Guest Post by Victor Prince

Ten years ago, Jack Nicholson and Morgan Freeman starred in the film The Bucket List about two old men with terminal cancer who want to complete a list of things they aspire to before they die (“kick the bucket.”) That film popularized the “bucket list” concept. Many people started compiling and talking about their own “bucket lists.” Unfortunately, those lists didn’t automatically come with implementation plans. Without plans, many of those lists became a waiting room of dreams never to be realized.

Cue the Millennial Generation. When The Bucket List came out ten years ago, few Millennials watched it. A film starring two seventy-year-old actors probably didn’t appeal much to even the oldest Millennials, who were then in their mid-twenties. While Millennials may have arrived late to the “bucket list-writing” party, they do have an advantage over older generations – time. If Millennials are smart, they may be the first generation to actually accomplish their ‘bucket lists’ and not just talk about them.

How Millennials Can be Smart About Their Bucket List

1. Move the Goalposts Forward
Death is a terrible deadline. Rethink your list as a “life list” of things you want to complete while you can. For goals requiring a physical element (e.g., walking the Camino de Santiago across Spain), set deadlines that are triggers alerting you when your window is closing. Instead of saying walking the Camino is on your “bucket list,” say it is on your list of things to do before you can’t walk a mile anymore.

2. Rank Your Goals
Having a long, un-prioritized list of things can be a recipe for inaction. If you have too many goals, it can turn into an intimidatingly long list that will be hard to start. Rank the items on your list. Whenever you add a new item, force rank it among the items already in your list. (Conversations debating the relative merits of things like skydiving versus safaris would be fun to have, anyway.)

3. Limit Your Goals
Less is more when it comes to the number of things on your bucket list. Keeping your list to a finite number like 10 or 20 will motivate you in two ways. First, when you do check off a box, you will feel like you made a lot more progress if your list is ten instead of 100 things. Second, if you want to put a new thing on the list, you will have to force yourself to complete (or drop) one of the things you have on the list.

4. Do Your List in Pieces
If ‘writing a novel’ is on your list, why not start by blogging or writing short stories. Maybe one of those will turn into your first book. (That is how I got a publishing deal for my upcoming book.) Maybe you will find out you would rather have something else on your list.

5. Schedule in the Gaps
As you think about potential big life events in your future, map those out and figure out where your bucket list might fit in. If you are planning to go to graduate school, for example, target the months before or after then as a time where you can do trips or other things that take more than a normal vacation time to complete. If you are planning on having children, think about what items you should check off before you take on the commitments of parenting.

While Millennials may not have been the generation that came up with the “bucket list” concept, they are uniquely poised to be the generation that crushes it.

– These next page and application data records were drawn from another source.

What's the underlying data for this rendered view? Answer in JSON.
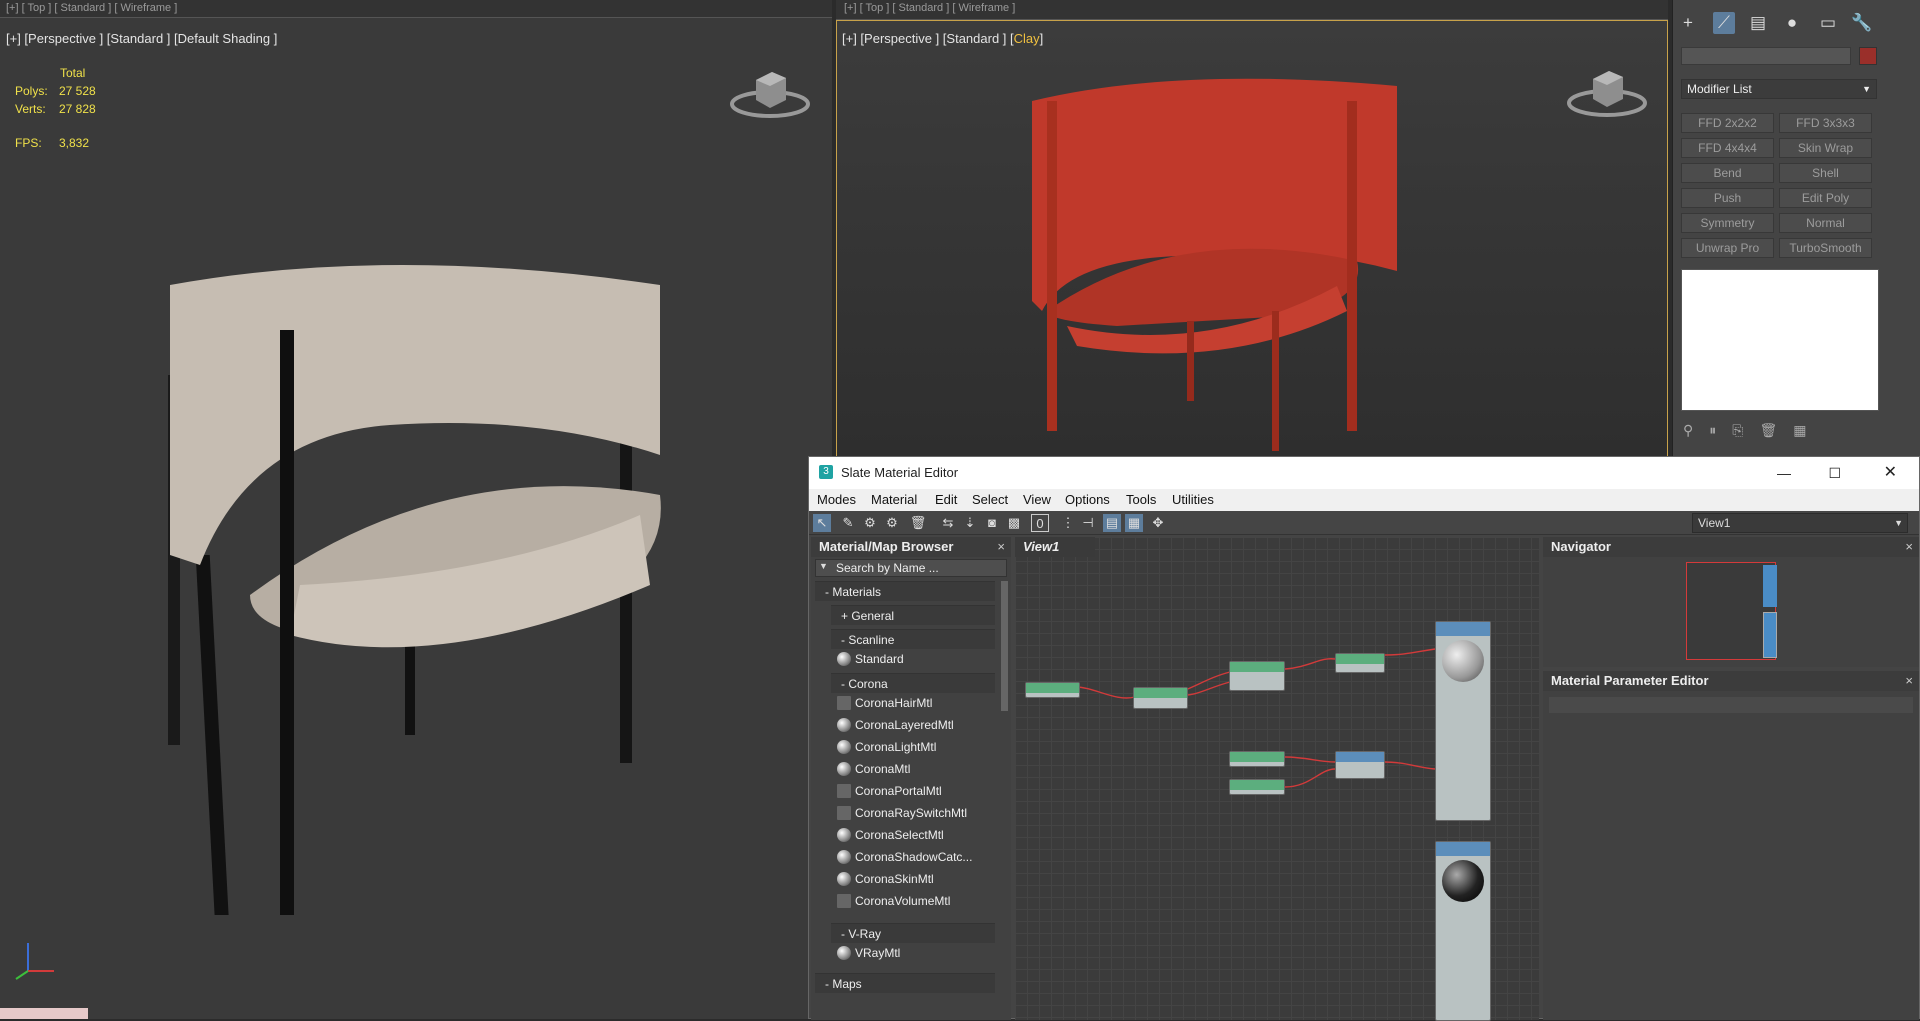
{
  "viewport_left": {
    "top_strip": "[+] [ Top ] [ Standard ] [ Wireframe ]",
    "label": "[+] [Perspective ] [Standard ] [Default Shading ]",
    "stats": {
      "total_label": "Total",
      "polys_label": "Polys:",
      "polys_value": "27 528",
      "verts_label": "Verts:",
      "verts_value": "27 828",
      "fps_label": "FPS:",
      "fps_value": "3,832"
    },
    "chair_color": "#c4bbb0"
  },
  "viewport_right": {
    "top_strip": "[+] [ Top ] [ Standard ] [ Wireframe ]",
    "label_prefix": "[+] [Perspective ] [Standard ] [",
    "label_shading": "Clay",
    "label_suffix": "]",
    "chair_color": "#b93a2c",
    "border_color": "#c8a24a"
  },
  "command_panel": {
    "tabs": [
      "plus-icon",
      "modify-icon",
      "hierarchy-icon",
      "motion-icon",
      "display-icon",
      "utilities-icon"
    ],
    "object_color": "#9a2f2a",
    "modifier_list_label": "Modifier List",
    "modifiers": [
      [
        "FFD 2x2x2",
        "FFD 3x3x3"
      ],
      [
        "FFD 4x4x4",
        "Skin Wrap"
      ],
      [
        "Bend",
        "Shell"
      ],
      [
        "Push",
        "Edit Poly"
      ],
      [
        "Symmetry",
        "Normal"
      ],
      [
        "Unwrap Pro",
        "TurboSmooth"
      ]
    ]
  },
  "slate": {
    "title": "Slate Material Editor",
    "menu": [
      "Modes",
      "Material",
      "Edit",
      "Select",
      "View",
      "Options",
      "Tools",
      "Utilities"
    ],
    "view_select": "View1",
    "browser": {
      "title": "Material/Map Browser",
      "search_placeholder": "Search by Name ...",
      "materials_label": "- Materials",
      "general_label": "+ General",
      "scanline_label": "- Scanline",
      "standard_label": "Standard",
      "corona_label": "- Corona",
      "corona_items": [
        "CoronaHairMtl",
        "CoronaLayeredMtl",
        "CoronaLightMtl",
        "CoronaMtl",
        "CoronaPortalMtl",
        "CoronaRaySwitchMtl",
        "CoronaSelectMtl",
        "CoronaShadowCatc...",
        "CoronaSkinMtl",
        "CoronaVolumeMtl"
      ],
      "vray_label": "- V-Ray",
      "vray_items": [
        "VRayMtl"
      ],
      "maps_label": "- Maps"
    },
    "view_tab": "View1",
    "navigator_title": "Navigator",
    "param_editor_title": "Material Parameter Editor"
  }
}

Guest Post

Victor Prince Head ShotVictor Prince is an author and speaker who teaches strategy, communication and leadership skills to clients around the world. Victor’s book, Lead Inside the Box: How Smart Leaders Guide their Teams to Exceptional Results, was named a Top 20 Leadership Book of 2016. His next book, The Camino Way: Lessons in Leadership from a Walk Across Spain, comes out in July 2017 from the American Management Association. Learn more on Facebook or at www.VictorPrince.com.

Millennials have time on their side when it comes to completing a bucket list. Victor Prince, author of The Camino Way, has a few tips to help them succeed.

Donating = Growing (Community and Self)

Three times a week, we work diligently to share thoughtful insights from our community of cross-generational writers and leaders. We’ve been doing this consistently for many years with a community-driven mindset and without ad revenue. If you’ve experienced a spark that inspires you, please consider supporting our efforts by becoming a Sustaining Common Grounder (our version of a patron) with a recurring monthly donation. If you already contribute, our gratitude runs deep. Thank you!
Become a Patron!